__ASSIGNMENT__: Among the entries below, find the lines that hold the word "true" and report them.

*** Begin section ***

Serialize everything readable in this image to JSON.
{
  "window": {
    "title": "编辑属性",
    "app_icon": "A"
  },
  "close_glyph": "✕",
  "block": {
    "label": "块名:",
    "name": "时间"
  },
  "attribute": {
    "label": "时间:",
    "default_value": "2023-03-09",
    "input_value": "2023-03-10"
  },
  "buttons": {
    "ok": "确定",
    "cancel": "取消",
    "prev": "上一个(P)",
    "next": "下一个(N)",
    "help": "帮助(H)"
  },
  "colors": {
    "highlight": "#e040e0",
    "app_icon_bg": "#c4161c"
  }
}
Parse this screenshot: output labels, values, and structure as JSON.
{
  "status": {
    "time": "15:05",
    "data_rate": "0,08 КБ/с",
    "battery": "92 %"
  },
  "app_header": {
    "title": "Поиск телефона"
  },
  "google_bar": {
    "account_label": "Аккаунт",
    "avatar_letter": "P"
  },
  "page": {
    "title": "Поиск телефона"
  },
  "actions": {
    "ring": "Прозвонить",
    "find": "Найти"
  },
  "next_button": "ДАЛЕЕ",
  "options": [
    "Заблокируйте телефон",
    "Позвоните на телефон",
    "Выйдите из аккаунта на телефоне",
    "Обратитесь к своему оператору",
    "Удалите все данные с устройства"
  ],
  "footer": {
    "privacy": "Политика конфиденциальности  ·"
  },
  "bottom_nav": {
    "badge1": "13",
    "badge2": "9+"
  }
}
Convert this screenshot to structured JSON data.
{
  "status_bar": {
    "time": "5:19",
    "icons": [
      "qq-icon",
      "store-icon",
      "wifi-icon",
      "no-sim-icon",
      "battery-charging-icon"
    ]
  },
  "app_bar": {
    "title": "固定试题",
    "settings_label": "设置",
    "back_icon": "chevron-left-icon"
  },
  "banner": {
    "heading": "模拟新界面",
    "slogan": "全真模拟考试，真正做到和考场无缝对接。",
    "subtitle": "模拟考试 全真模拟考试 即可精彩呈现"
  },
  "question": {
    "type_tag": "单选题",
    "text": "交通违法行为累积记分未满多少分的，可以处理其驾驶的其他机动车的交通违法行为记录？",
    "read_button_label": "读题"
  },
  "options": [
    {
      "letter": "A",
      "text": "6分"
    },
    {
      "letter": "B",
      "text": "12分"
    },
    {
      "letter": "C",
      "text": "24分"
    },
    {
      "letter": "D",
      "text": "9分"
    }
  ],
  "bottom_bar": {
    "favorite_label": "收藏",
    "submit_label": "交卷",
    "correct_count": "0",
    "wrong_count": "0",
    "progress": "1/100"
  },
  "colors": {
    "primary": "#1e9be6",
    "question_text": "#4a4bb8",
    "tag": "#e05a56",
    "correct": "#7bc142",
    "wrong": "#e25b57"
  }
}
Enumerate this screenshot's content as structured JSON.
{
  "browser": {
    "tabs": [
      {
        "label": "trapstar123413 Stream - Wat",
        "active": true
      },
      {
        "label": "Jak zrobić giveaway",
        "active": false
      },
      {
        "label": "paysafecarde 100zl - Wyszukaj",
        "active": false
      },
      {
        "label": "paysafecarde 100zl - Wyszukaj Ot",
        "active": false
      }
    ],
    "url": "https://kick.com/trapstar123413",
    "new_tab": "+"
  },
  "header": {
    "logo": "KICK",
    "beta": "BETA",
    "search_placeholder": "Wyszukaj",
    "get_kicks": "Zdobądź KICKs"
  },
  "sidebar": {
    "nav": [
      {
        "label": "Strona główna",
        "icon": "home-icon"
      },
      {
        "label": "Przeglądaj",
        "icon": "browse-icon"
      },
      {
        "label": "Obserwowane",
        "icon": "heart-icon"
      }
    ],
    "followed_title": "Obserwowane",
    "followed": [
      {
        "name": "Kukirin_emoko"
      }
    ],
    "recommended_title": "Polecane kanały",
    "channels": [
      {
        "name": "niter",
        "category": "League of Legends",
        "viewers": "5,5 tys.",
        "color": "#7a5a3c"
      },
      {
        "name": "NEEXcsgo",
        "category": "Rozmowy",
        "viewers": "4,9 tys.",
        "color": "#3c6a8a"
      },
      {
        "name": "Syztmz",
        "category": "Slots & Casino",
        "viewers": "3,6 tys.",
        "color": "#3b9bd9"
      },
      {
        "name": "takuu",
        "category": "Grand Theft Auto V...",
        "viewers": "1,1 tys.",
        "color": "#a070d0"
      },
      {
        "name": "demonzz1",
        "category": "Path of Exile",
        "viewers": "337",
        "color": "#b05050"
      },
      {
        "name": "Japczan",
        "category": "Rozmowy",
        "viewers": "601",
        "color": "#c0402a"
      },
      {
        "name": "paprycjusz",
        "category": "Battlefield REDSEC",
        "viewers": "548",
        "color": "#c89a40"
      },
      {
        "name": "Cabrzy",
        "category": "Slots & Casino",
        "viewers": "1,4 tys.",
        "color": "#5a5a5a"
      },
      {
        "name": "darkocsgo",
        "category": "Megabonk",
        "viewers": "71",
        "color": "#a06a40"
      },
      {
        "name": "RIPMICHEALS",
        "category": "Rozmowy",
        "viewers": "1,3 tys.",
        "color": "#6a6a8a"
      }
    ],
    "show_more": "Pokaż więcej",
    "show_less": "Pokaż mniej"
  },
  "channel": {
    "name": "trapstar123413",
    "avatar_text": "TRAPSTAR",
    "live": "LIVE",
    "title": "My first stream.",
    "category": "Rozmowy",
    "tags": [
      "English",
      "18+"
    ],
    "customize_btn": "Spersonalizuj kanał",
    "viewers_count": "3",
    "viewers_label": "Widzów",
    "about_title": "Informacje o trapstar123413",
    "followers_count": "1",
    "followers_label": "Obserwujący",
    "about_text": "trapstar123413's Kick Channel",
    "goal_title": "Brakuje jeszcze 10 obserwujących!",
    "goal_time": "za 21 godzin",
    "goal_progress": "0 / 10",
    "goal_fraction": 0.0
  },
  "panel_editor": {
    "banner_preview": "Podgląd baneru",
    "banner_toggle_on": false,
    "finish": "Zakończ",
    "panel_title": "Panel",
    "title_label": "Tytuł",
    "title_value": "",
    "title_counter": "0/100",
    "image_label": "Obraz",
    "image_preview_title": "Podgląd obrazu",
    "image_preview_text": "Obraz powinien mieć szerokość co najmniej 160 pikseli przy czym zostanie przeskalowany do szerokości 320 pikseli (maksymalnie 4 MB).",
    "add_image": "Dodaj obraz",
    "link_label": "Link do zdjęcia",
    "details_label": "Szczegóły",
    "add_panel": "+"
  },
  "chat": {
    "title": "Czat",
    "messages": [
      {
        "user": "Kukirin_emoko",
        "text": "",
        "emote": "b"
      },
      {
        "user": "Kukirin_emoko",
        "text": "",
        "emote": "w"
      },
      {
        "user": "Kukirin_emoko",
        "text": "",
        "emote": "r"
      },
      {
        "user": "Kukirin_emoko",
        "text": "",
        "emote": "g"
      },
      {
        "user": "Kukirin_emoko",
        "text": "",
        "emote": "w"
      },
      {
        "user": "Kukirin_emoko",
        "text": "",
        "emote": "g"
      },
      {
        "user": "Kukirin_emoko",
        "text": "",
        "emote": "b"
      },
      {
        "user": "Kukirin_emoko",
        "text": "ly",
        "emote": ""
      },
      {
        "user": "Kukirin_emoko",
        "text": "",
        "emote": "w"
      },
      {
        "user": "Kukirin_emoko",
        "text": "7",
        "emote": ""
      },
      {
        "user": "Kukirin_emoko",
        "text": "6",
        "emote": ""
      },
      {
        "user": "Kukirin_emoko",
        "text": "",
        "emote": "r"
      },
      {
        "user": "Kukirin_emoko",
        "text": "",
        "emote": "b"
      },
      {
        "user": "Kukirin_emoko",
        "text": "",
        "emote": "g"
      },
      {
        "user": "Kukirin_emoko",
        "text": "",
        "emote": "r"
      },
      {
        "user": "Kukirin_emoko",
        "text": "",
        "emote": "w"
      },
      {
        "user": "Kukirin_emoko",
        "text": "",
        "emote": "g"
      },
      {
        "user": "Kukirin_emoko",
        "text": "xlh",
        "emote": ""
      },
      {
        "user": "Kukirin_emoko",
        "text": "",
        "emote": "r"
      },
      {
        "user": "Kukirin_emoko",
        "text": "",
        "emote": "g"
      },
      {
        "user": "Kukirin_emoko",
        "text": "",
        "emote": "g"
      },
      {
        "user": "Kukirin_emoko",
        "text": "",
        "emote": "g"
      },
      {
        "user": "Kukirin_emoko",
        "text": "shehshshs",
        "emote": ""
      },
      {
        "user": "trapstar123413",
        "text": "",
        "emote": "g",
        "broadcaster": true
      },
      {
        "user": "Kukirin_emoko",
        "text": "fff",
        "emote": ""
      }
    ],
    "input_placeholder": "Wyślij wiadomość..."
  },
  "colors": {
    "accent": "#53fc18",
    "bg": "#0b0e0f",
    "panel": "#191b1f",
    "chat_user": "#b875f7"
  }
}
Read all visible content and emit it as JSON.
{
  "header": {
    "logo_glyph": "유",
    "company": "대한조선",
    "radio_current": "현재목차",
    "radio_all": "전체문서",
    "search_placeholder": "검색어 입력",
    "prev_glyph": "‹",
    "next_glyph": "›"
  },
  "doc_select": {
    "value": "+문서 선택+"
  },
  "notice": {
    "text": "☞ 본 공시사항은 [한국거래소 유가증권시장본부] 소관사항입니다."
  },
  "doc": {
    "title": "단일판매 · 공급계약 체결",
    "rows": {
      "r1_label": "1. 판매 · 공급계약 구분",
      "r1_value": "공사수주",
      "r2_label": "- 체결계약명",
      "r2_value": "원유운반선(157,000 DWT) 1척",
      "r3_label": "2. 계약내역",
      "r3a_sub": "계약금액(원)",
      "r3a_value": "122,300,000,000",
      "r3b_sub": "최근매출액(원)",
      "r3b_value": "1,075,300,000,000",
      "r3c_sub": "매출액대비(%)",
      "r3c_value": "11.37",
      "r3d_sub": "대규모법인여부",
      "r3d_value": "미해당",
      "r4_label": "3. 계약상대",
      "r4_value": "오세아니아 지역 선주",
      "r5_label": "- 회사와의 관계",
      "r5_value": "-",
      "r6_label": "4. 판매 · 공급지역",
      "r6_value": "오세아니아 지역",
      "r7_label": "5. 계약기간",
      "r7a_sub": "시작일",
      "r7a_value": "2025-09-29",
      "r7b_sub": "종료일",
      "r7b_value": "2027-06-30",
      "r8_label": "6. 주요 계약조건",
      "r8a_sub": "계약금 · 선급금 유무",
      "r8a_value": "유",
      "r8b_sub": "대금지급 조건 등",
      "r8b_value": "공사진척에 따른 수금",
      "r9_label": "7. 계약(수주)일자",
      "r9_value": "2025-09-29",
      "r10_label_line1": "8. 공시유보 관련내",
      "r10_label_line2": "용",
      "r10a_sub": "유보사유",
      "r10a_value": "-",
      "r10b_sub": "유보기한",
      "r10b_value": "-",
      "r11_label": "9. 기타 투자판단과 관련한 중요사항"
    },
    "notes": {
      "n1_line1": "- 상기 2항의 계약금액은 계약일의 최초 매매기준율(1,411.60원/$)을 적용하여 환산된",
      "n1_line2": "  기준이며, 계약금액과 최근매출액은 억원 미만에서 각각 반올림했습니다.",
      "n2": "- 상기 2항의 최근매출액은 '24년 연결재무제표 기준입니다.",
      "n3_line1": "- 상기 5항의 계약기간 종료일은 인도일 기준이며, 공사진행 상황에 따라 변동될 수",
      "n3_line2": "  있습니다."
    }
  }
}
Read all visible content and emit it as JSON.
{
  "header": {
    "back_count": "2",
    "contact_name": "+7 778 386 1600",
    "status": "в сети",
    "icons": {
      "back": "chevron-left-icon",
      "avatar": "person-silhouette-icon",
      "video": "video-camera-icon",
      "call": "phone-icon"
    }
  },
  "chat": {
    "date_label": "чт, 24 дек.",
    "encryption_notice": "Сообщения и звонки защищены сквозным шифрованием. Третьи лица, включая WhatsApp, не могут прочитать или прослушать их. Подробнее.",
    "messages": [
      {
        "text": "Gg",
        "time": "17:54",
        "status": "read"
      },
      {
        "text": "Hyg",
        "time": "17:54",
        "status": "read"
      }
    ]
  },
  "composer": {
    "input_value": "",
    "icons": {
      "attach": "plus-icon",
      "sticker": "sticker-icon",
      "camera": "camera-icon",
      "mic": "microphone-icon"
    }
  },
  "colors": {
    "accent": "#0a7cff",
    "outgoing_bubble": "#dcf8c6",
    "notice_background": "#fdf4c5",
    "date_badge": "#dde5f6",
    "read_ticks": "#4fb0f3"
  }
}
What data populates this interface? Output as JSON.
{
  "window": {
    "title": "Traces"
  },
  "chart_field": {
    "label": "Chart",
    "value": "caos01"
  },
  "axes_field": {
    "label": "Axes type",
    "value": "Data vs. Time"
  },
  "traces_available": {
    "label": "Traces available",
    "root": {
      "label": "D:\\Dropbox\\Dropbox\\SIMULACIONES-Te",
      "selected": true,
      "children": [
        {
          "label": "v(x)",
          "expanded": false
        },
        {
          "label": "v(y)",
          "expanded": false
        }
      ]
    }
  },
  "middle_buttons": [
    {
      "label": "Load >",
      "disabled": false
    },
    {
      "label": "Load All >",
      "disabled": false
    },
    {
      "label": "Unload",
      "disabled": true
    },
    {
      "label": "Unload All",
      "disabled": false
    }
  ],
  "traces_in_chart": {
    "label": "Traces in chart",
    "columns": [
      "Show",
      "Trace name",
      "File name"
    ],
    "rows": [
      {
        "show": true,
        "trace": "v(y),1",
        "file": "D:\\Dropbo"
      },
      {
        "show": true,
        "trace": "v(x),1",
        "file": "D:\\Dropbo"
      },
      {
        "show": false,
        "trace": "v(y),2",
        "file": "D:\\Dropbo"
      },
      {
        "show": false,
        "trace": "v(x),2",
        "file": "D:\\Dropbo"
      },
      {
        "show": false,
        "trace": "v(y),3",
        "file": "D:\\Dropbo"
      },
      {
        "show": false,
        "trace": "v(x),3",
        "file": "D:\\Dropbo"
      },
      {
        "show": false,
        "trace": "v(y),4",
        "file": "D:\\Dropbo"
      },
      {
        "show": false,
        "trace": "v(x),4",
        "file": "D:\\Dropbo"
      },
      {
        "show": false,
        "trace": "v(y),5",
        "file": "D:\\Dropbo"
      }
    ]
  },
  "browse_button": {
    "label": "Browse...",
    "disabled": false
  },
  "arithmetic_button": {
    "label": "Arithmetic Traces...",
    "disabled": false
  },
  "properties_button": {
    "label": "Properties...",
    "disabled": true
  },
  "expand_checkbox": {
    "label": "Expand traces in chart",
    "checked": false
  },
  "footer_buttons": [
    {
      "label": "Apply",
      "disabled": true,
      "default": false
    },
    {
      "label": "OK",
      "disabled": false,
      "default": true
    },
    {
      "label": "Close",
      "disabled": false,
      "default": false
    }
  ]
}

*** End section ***

__SOLUTION TO THE PROBLEM__:
        "active": true
        "broadcaster": true
      "selected": true,
      "disabled": true
        "show": true,
        "show": true,
    "disabled": true
      "disabled": true,
      "default": true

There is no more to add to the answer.